* Source data
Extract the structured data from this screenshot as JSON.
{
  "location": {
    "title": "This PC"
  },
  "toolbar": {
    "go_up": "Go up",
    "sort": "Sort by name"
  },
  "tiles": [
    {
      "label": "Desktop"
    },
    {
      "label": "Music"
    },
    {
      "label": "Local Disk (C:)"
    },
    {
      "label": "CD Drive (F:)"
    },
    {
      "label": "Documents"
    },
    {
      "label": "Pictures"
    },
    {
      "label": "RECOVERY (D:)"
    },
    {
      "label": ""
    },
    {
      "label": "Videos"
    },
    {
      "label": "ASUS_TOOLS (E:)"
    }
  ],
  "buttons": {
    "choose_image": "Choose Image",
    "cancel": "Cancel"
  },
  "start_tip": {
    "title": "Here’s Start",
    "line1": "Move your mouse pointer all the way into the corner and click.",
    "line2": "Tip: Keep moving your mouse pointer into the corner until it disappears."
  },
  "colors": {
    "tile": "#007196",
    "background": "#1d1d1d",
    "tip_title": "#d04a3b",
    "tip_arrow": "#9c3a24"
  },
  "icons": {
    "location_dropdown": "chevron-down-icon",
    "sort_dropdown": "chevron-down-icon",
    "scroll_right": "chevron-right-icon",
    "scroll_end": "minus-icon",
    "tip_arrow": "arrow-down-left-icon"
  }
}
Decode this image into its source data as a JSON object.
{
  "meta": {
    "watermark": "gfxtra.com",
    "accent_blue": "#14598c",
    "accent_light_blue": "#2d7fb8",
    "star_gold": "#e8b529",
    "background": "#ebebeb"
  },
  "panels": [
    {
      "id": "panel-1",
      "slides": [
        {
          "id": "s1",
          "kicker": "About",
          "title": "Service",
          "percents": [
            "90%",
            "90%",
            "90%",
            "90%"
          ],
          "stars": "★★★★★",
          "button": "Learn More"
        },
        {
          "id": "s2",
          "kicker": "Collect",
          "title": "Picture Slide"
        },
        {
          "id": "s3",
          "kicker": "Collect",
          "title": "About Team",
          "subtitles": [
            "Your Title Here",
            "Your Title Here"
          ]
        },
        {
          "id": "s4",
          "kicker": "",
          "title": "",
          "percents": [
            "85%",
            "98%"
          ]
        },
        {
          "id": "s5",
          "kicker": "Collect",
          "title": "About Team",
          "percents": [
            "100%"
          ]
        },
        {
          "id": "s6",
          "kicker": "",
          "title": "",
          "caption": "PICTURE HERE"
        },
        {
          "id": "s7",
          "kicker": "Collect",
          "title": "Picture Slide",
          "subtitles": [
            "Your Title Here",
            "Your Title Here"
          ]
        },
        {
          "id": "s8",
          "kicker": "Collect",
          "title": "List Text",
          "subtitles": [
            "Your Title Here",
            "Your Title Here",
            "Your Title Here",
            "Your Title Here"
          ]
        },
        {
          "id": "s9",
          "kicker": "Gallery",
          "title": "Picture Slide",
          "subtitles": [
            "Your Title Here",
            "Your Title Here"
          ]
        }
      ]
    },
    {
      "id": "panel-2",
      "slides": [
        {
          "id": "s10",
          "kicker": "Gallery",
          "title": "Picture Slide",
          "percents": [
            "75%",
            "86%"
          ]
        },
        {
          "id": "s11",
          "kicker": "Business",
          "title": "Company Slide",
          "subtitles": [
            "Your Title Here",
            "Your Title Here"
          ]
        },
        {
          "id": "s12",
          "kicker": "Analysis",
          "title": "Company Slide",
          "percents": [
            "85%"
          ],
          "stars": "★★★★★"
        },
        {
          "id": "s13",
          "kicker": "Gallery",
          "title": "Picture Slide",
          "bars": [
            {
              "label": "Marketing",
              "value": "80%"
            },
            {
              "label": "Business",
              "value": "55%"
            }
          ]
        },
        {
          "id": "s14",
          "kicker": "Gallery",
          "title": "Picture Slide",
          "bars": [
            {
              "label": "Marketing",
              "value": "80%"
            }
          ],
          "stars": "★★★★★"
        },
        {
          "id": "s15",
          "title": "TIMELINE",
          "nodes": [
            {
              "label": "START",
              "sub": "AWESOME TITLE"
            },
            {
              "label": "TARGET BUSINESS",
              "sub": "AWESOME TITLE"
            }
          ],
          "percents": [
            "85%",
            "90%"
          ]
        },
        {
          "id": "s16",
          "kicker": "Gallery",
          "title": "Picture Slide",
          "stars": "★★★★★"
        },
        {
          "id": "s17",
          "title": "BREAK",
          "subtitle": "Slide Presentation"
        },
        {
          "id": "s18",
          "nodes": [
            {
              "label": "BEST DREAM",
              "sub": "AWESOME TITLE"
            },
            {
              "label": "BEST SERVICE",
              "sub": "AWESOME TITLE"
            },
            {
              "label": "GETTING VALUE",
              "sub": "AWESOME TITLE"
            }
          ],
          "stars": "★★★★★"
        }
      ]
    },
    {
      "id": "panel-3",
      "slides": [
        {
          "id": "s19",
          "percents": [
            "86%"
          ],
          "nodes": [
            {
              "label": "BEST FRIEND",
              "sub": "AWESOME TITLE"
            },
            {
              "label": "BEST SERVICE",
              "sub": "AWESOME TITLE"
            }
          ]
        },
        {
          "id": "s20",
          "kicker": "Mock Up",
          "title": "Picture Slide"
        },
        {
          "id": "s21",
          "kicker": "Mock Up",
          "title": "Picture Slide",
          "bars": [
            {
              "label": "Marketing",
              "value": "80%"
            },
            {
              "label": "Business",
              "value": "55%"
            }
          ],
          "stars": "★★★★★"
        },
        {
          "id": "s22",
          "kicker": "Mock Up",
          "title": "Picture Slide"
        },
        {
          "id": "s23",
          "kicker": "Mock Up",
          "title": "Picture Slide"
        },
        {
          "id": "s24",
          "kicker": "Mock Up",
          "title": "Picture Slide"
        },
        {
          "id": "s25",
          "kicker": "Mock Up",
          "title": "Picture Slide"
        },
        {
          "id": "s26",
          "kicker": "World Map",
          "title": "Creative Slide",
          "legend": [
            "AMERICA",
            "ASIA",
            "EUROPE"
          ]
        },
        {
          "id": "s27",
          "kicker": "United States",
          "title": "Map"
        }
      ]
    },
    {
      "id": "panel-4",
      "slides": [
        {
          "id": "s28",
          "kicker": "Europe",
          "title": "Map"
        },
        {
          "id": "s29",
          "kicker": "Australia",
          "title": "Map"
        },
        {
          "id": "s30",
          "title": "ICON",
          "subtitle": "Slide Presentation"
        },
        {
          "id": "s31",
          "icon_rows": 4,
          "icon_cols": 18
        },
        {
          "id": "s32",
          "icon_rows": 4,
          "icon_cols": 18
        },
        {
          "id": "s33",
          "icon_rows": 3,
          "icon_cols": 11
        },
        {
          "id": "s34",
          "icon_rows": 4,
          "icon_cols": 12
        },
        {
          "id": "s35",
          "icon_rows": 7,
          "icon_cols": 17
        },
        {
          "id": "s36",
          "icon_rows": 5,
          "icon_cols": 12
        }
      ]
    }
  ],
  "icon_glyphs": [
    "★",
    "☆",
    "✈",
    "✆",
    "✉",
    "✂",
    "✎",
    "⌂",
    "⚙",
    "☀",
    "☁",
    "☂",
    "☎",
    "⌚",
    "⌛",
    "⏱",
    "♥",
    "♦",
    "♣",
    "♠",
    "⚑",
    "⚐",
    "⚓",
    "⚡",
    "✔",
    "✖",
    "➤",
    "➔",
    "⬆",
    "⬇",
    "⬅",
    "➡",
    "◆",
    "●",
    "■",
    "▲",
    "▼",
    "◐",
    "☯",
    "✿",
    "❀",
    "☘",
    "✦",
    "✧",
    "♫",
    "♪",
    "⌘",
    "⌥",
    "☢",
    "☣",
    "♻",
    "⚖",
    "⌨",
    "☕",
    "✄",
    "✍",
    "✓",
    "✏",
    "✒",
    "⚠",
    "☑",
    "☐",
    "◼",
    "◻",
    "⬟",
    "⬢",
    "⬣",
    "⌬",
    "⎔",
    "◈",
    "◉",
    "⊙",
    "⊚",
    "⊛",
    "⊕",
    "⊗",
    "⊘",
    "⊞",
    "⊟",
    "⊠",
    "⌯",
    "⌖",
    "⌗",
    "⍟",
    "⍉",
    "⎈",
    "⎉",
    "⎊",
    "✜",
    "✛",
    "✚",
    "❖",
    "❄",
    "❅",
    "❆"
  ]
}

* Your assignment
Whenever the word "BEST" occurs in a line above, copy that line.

* Answer
              "label": "BEST DREAM",
              "label": "BEST SERVICE",
              "label": "BEST FRIEND",
              "label": "BEST SERVICE",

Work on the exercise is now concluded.